Exercise aim:
Across the records below, how many lines include the string "Computes"? State the number and nothing more.
---------- Provided entries
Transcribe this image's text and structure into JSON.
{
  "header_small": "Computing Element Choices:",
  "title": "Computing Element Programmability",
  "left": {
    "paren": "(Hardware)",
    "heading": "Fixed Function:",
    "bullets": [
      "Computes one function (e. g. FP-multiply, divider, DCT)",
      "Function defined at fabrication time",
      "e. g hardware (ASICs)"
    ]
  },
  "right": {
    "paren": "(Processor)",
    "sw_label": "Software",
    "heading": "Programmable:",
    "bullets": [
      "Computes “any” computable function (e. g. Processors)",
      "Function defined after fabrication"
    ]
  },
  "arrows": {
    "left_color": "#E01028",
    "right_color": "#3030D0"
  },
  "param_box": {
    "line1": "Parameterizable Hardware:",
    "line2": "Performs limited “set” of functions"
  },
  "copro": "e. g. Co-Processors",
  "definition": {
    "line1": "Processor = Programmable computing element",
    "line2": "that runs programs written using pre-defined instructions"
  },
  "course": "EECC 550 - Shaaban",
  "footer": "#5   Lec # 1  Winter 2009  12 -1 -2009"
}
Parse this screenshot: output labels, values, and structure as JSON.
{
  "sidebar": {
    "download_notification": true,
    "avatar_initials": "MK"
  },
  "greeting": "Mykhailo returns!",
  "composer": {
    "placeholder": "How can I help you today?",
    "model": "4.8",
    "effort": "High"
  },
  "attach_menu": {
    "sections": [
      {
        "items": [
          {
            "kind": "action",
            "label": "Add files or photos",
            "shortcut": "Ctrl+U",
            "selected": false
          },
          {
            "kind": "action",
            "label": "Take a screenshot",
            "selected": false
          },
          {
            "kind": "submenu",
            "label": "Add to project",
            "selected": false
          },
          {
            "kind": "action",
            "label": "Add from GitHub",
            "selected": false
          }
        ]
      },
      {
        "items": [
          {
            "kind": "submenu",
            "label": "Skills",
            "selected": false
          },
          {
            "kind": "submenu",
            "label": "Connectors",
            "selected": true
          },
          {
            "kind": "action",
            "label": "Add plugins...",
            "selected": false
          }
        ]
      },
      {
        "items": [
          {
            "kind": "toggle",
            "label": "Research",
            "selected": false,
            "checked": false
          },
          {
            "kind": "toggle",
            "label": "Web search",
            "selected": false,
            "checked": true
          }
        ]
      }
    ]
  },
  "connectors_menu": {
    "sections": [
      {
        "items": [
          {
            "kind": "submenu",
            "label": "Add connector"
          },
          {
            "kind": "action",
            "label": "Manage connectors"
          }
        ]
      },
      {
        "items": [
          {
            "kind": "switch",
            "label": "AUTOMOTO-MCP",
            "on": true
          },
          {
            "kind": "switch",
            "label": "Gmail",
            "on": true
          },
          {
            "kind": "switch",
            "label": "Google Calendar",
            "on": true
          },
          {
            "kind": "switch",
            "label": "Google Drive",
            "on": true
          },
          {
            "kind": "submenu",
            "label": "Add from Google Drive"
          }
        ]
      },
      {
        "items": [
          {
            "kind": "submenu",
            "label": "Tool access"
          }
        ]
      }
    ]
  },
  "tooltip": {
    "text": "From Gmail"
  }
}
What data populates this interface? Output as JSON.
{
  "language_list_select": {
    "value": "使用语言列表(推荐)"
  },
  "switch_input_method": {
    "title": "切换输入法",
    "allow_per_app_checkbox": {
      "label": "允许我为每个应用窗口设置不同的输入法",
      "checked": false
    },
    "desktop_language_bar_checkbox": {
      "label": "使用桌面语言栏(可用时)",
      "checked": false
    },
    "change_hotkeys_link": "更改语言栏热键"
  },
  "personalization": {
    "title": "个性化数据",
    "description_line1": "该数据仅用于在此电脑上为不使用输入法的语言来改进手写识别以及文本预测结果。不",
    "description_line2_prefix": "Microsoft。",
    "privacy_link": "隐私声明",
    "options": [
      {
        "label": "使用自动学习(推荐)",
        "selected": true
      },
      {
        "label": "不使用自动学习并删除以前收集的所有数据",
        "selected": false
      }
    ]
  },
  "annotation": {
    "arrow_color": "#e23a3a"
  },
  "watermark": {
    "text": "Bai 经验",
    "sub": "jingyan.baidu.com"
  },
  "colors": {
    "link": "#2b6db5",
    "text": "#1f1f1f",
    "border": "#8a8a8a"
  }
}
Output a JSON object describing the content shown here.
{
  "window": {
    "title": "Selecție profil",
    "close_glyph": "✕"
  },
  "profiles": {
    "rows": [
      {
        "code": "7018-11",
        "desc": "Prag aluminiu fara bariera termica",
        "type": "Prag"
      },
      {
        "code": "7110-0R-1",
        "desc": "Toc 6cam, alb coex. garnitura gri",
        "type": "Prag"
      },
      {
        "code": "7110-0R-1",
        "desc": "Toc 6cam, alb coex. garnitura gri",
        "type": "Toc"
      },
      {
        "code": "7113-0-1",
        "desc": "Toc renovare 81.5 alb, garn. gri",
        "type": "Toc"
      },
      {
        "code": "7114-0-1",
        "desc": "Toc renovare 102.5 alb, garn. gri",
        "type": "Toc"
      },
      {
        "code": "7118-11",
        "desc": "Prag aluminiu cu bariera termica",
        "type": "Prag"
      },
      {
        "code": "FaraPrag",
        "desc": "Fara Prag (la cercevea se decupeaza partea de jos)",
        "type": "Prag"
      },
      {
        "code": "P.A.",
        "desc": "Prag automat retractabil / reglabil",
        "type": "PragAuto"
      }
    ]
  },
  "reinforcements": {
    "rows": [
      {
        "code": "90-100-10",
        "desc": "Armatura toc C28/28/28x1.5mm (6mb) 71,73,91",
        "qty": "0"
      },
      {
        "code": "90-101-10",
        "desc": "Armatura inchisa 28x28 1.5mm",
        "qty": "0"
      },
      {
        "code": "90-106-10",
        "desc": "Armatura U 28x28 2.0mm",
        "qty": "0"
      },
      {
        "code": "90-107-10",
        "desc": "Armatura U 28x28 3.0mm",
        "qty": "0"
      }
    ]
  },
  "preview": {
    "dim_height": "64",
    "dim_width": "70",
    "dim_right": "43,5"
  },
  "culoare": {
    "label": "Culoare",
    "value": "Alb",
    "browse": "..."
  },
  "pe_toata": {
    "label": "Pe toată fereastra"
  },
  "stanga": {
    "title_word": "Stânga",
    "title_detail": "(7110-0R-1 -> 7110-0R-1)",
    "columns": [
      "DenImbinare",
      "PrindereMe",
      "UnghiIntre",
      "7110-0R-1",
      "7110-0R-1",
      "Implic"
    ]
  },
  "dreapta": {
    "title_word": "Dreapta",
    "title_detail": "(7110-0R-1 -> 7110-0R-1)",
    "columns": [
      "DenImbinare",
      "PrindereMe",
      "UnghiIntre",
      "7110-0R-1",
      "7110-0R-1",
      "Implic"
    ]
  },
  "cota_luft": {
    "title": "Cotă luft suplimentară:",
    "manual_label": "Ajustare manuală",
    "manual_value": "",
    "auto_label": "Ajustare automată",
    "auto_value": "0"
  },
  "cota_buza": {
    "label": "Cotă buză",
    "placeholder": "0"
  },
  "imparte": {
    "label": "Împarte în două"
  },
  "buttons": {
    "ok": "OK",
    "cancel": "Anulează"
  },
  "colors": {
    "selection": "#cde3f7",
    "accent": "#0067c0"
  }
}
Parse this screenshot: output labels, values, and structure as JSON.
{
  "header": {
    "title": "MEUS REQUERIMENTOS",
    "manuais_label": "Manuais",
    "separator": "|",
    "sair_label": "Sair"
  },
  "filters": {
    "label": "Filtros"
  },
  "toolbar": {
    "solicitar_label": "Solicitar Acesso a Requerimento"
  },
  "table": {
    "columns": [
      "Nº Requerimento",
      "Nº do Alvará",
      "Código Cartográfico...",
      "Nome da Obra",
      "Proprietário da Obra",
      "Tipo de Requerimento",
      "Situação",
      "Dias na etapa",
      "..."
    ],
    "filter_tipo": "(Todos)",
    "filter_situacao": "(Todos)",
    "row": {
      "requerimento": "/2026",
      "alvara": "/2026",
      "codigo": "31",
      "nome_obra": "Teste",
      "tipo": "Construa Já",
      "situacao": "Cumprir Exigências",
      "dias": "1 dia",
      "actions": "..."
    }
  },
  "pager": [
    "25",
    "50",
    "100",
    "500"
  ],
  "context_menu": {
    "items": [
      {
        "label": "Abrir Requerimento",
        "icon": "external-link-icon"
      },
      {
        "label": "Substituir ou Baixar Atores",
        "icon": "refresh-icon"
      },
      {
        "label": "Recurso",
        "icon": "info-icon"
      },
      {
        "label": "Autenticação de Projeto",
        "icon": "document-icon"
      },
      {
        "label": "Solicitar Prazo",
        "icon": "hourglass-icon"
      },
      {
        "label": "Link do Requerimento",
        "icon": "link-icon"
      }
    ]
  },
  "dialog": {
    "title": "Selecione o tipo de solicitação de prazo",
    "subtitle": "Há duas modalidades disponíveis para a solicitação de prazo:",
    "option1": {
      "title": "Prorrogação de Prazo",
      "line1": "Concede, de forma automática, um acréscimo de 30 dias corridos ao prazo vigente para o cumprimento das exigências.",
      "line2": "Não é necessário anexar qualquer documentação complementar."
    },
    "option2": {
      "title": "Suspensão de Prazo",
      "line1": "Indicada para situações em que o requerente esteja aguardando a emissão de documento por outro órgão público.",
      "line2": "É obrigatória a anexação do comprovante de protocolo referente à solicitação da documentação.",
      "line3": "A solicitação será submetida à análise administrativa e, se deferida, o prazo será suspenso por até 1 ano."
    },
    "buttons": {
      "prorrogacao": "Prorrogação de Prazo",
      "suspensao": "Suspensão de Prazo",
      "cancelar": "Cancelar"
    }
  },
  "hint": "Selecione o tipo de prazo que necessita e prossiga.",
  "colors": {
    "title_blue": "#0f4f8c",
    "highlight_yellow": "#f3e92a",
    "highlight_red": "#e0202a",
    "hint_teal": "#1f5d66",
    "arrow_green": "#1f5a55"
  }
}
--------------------
Solution to the problem:
2